Sometimes, the parent might also have a genetic issue that affects its ability to absorb or process the minerals and vitamins whose deficiency leads to perosis. This inability might be passed to the offspring. Goslings with existing leg deformities have also been shown to be at higher risk of getting perosis than those with no deformities.
Overcrowding in your coop can lead to perosis in your gosling. This is primarily because overcrowding leads to stress among your flock and makes birds more prone to infections. Furthermore, the stress caused by overcrowding can lead to feeding issues among your birds, contributing to nutritional deficiencies associated with perosis.
Though perosis is not contagious, it often leads to open lesions and wounds that can become infected. Other birds can peck on these open lesions leading to their secondary bacterial infections and worsening of the wound.
Symptoms Of Perosis in Goslings
Perosis mainly affects goslings below six weeks old. It is associated with several symptoms, but the main one is swollen or twisted legs. This follows the slipping of the tendon from the hock joint of a gosling’s leg. This joint then becomes twisted and swollen and eventually cripples the bird.
Goslings with perosis are unable to straighten their affected leg, which will usually splay out diagonally. Even if only one leg is affected, the bird finds walking challenging, thus affecting its growth.
Here are the other symptoms of perosis.
- The back of the ankle (hock)looks flat.
- Sometimes, the swollen joint is irritated or scratched, causing a lesion or wound to form.
- The gosling generally exhibits pain in the first few days after an injury, often evidenced by repeated peeps or cries.
- If both legs have perosis, the gosling will walk or stand hunching down, squatting on its hocks, or using its wings for balance.
- Loose droppings.
- Dermatitis on the legs and feet.
- Discolored combs and feathers.
- Brittle feathers.
You might mistake perosis in your gosling for spraddle leg, big hock disease, or other limb deformities. You can distinguish perosis from these conditions by checking for other symptoms instead of solely focusing on the leg issue.
Treating Perosis in Goslings
Unfortunately, perosis is untreatable in most instances. If you notice the condition within the first 24 hours, you can splint the gosling’s leg in place. The splint remains in place for about five days so that the tendon heals and muscle grows around it. If your gosling has trouble walking after splinting, consider physical therapy sessions to help it.
Though expensive and needing a lengthy recovery period, you can also manage the condition through surgery. If you suspect one of your goslings has perosis, separate it from your flock and ensure it is warm and has enough food and water.
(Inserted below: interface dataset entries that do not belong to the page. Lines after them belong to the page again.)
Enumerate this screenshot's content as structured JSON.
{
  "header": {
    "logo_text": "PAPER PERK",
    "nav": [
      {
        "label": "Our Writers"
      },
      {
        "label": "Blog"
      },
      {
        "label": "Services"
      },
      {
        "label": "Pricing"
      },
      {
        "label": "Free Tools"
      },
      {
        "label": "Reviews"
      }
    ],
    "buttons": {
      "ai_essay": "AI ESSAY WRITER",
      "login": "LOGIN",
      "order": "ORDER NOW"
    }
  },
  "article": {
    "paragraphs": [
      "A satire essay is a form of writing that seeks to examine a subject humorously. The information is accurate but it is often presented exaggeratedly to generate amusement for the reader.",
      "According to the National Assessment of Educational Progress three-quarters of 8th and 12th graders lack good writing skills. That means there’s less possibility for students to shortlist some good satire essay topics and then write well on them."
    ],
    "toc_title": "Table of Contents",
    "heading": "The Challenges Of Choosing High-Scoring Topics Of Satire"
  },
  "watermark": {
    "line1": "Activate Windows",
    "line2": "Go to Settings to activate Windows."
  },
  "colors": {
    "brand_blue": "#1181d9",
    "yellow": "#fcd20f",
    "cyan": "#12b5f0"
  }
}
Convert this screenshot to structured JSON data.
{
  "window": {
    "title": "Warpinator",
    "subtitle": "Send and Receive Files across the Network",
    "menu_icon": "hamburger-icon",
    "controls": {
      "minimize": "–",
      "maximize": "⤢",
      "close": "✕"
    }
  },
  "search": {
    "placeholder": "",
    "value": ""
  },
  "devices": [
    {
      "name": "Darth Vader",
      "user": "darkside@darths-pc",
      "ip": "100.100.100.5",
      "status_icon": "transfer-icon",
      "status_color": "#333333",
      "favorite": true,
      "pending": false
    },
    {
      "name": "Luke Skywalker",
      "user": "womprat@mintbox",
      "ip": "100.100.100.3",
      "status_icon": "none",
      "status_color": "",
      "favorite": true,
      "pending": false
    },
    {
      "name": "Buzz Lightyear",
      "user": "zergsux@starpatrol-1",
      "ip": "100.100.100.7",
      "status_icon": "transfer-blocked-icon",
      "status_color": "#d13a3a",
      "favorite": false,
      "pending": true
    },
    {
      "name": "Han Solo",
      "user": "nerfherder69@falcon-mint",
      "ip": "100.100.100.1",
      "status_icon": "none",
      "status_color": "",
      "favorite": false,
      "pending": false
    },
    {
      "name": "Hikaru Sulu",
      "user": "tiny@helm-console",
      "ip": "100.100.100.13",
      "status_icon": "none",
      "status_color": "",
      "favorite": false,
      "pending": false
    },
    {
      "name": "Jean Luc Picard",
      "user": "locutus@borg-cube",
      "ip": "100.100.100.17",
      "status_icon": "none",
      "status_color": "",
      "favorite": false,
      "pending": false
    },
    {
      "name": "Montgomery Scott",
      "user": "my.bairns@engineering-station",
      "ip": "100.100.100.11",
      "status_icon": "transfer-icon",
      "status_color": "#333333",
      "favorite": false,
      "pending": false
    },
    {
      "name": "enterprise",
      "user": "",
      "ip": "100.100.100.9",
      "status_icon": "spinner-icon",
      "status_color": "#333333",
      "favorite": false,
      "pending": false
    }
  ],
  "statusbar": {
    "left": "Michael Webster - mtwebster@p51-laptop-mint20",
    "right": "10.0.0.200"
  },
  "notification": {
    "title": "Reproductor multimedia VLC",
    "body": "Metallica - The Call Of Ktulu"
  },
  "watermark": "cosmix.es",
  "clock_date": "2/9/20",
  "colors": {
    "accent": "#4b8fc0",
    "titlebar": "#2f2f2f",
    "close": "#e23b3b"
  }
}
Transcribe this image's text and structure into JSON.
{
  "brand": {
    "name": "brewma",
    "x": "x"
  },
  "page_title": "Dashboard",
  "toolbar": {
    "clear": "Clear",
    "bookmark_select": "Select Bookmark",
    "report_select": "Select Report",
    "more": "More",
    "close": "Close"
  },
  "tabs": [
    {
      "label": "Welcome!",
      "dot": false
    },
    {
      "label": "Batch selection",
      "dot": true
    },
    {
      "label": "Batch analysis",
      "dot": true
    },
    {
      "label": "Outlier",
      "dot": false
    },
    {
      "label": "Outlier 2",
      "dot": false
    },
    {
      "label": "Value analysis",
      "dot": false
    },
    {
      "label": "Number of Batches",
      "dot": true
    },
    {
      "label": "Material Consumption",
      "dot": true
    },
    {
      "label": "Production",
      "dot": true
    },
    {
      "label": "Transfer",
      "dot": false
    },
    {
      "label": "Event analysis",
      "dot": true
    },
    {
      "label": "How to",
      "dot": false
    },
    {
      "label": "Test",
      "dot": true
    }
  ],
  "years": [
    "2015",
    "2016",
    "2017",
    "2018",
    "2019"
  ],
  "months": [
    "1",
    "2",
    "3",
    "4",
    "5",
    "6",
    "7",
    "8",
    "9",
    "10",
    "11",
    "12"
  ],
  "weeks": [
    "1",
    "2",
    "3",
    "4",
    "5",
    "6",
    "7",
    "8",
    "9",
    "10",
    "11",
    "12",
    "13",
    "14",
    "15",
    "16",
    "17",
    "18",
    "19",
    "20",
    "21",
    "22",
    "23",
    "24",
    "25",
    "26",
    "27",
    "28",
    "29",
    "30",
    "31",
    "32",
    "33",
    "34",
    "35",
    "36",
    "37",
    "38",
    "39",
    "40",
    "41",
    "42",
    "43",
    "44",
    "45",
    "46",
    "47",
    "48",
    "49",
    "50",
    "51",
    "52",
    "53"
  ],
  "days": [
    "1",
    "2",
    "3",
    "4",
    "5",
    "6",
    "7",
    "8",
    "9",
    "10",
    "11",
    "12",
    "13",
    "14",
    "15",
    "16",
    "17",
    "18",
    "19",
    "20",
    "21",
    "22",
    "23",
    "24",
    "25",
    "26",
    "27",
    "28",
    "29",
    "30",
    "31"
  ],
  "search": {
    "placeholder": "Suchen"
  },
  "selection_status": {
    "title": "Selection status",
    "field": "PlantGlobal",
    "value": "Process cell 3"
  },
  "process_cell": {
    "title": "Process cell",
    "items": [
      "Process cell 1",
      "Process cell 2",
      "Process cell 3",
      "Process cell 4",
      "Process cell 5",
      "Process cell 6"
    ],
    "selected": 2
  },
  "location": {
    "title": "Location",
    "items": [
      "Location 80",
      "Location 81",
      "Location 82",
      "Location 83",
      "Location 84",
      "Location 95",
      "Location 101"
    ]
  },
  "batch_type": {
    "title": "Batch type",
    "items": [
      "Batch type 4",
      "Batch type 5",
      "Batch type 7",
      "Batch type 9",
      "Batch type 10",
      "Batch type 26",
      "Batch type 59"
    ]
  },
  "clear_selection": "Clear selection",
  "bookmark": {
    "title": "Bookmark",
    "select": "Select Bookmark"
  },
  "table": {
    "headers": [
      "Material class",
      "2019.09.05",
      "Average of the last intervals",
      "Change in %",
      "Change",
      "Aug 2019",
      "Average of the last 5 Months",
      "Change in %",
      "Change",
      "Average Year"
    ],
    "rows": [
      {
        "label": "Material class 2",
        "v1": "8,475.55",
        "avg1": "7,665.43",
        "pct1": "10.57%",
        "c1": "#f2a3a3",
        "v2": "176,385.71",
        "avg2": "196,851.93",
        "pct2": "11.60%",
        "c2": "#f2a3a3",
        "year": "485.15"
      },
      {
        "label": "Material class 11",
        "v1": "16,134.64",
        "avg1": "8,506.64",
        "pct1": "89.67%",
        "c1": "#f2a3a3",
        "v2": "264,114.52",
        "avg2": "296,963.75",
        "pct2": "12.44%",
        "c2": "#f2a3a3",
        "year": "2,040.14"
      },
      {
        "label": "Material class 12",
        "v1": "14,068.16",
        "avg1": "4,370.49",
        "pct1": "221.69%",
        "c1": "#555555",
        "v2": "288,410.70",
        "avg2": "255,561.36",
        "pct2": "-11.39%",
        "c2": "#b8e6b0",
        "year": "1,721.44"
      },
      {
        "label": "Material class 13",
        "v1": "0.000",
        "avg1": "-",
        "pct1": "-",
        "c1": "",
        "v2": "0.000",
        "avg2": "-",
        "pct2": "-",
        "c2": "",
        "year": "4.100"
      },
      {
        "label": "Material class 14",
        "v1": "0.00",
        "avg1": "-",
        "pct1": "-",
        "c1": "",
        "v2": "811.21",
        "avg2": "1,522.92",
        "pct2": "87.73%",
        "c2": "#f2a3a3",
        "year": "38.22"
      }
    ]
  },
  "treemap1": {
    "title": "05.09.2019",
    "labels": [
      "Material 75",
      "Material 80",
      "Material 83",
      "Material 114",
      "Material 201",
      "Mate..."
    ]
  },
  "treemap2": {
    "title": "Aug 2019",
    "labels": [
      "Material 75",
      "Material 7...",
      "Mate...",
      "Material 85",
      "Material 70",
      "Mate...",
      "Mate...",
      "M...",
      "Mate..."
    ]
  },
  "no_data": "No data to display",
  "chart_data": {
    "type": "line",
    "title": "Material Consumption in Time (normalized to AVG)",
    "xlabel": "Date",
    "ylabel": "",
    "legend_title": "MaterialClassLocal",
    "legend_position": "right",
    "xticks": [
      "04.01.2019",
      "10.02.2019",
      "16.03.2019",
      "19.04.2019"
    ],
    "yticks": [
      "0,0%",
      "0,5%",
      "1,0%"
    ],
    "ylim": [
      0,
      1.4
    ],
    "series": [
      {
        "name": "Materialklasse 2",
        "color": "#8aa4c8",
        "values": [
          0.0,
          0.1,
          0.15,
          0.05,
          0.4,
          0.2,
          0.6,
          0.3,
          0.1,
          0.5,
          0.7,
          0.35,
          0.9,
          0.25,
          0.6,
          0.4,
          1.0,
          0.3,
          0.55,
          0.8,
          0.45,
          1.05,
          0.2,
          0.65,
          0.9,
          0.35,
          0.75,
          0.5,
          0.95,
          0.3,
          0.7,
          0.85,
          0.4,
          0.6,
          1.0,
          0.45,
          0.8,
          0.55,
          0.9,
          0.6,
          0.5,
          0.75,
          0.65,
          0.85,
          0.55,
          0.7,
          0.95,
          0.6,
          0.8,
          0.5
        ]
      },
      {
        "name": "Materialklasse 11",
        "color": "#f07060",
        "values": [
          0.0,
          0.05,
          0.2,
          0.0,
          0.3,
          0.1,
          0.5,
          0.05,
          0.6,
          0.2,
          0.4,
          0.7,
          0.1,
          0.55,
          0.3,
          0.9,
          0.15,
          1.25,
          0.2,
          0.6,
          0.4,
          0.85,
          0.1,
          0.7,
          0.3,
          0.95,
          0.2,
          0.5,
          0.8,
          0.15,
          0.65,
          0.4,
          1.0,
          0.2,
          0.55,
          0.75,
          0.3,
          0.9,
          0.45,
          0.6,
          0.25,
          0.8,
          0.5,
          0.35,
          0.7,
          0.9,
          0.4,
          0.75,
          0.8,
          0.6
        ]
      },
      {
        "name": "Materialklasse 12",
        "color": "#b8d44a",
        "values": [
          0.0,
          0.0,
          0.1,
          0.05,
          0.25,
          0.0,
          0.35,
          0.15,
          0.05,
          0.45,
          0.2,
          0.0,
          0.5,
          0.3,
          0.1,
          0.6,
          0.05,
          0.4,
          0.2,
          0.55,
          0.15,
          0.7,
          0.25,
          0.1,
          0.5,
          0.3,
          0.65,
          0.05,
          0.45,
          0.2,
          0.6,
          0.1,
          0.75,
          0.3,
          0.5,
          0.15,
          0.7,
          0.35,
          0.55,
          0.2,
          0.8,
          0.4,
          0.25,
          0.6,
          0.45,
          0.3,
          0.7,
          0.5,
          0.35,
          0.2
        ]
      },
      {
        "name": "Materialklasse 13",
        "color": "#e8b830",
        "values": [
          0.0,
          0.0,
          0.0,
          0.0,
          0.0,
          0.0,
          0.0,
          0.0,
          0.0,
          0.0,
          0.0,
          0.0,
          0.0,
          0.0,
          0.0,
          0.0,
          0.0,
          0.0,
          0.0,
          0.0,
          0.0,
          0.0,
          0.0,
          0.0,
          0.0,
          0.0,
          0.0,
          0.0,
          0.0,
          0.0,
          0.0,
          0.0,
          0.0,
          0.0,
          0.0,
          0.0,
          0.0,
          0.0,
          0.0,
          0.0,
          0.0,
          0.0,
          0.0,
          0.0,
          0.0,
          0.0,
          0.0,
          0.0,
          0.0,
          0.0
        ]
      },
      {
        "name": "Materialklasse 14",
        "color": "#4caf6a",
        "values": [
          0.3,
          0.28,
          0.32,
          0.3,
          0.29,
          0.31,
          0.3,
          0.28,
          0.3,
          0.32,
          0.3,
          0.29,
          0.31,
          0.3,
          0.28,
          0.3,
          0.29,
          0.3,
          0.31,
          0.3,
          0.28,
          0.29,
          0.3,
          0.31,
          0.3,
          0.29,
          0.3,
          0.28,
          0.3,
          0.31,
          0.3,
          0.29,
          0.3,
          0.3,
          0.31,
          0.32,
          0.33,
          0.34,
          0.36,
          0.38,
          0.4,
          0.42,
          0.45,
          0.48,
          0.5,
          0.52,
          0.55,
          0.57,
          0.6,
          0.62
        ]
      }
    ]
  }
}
Schedule a vet appointment to know your alternatives. Often, the vet will prescribe a pain reliever like aspirin to guarantee your bird’s comfort and an antibiotic to prevent infection of any wounds.
You can slow the progression of perosis by feeding your gosling a properly balanced diet though you will usually not entirely reverse it. If perosis goes on too long with no intervention, the affected leg might become shortened or deformed. It is unwise to allow a gosling to suffer the pain associated with untreated perosis, so in some cases, the affected bird is euthanized.
When raising goslings, one of the issues you might deal with is perosis. This skeletal issue is characterized by bowed, twisted, or swollen legs and sometimes open wounds. It is mainly caused by a nutritional deficiency of manganese, B vitamins, choline, and folic acid. It can also follow overcrowding of your goslings or affect birds with a genetic predisposition.
When you notice perosis in your gosling, contact the vet immediately. Treatment by splinting the affected leg for five days should ideally occur within 24 hours of the start of the condition. A balanced diet will slow the progression of the disease but will rarely reverse it. The vet might also prescribe pain relievers to keep your bird comfortable and antibiotics to prevent infections of wounds.